__Material provided__.
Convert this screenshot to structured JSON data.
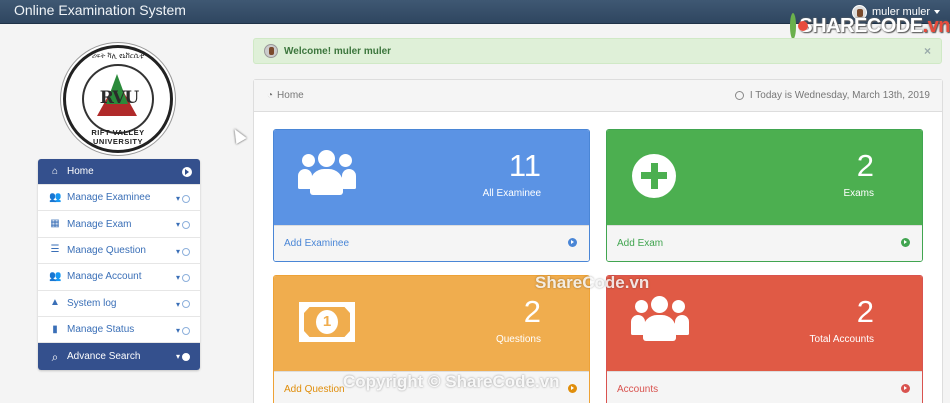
{
  "app": {
    "title": "Online Examination System"
  },
  "user": {
    "name": "muler muler"
  },
  "watermark": {
    "logo_main": "SHARECODE",
    "logo_suffix": ".vn",
    "center": "ShareCode.vn",
    "bottom": "Copyright © ShareCode.vn"
  },
  "logo": {
    "top_text": "ሪፍት ቫሊ ዩኒቨርሲቲ",
    "letters": "RVU",
    "ring_text": "RIFT VALLEY UNIVERSITY"
  },
  "sidebar": {
    "items": [
      {
        "label": "Home",
        "icon": "home-icon"
      },
      {
        "label": "Manage Examinee",
        "icon": "users-icon"
      },
      {
        "label": "Manage Exam",
        "icon": "th-icon"
      },
      {
        "label": "Manage Question",
        "icon": "list-icon"
      },
      {
        "label": "Manage Account",
        "icon": "users-icon"
      },
      {
        "label": "System log",
        "icon": "warning-icon"
      },
      {
        "label": "Manage Status",
        "icon": "book-icon"
      },
      {
        "label": "Advance Search",
        "icon": "search-icon"
      }
    ]
  },
  "alert": {
    "message": "Welcome! muler muler",
    "close": "×"
  },
  "panel": {
    "breadcrumb": "Home",
    "today": "I Today is Wednesday, March 13th, 2019"
  },
  "cards": {
    "examinee": {
      "count": "11",
      "label": "All Examinee",
      "action": "Add Examinee"
    },
    "exams": {
      "count": "2",
      "label": "Exams",
      "action": "Add Exam"
    },
    "questions": {
      "count": "2",
      "label": "Questions",
      "action": "Add Question"
    },
    "accounts": {
      "count": "2",
      "label": "Total Accounts",
      "action": "Accounts"
    }
  },
  "colors": {
    "navbar": "#34495e",
    "sidebar_active": "#34508d",
    "blue": "#5b93e4",
    "green": "#4caf50",
    "orange": "#f0ad4e",
    "red": "#e05a45"
  }
}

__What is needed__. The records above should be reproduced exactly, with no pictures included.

__Exercise solution__.
Convert this screenshot to structured JSON data.
{
  "app": {
    "title": "Online Examination System"
  },
  "user": {
    "name": "muler muler"
  },
  "watermark": {
    "logo_main": "SHARECODE",
    "logo_suffix": ".vn",
    "center": "ShareCode.vn",
    "bottom": "Copyright © ShareCode.vn"
  },
  "logo": {
    "top_text": "ሪፍት ቫሊ ዩኒቨርሲቲ",
    "letters": "RVU",
    "ring_text": "RIFT VALLEY UNIVERSITY"
  },
  "sidebar": {
    "items": [
      {
        "label": "Home",
        "icon": "home-icon"
      },
      {
        "label": "Manage Examinee",
        "icon": "users-icon"
      },
      {
        "label": "Manage Exam",
        "icon": "th-icon"
      },
      {
        "label": "Manage Question",
        "icon": "list-icon"
      },
      {
        "label": "Manage Account",
        "icon": "users-icon"
      },
      {
        "label": "System log",
        "icon": "warning-icon"
      },
      {
        "label": "Manage Status",
        "icon": "book-icon"
      },
      {
        "label": "Advance Search",
        "icon": "search-icon"
      }
    ]
  },
  "alert": {
    "message": "Welcome! muler muler",
    "close": "×"
  },
  "panel": {
    "breadcrumb": "Home",
    "today": "I Today is Wednesday, March 13th, 2019"
  },
  "cards": {
    "examinee": {
      "count": "11",
      "label": "All Examinee",
      "action": "Add Examinee"
    },
    "exams": {
      "count": "2",
      "label": "Exams",
      "action": "Add Exam"
    },
    "questions": {
      "count": "2",
      "label": "Questions",
      "action": "Add Question"
    },
    "accounts": {
      "count": "2",
      "label": "Total Accounts",
      "action": "Accounts"
    }
  },
  "colors": {
    "navbar": "#34495e",
    "sidebar_active": "#34508d",
    "blue": "#5b93e4",
    "green": "#4caf50",
    "orange": "#f0ad4e",
    "red": "#e05a45"
  }
}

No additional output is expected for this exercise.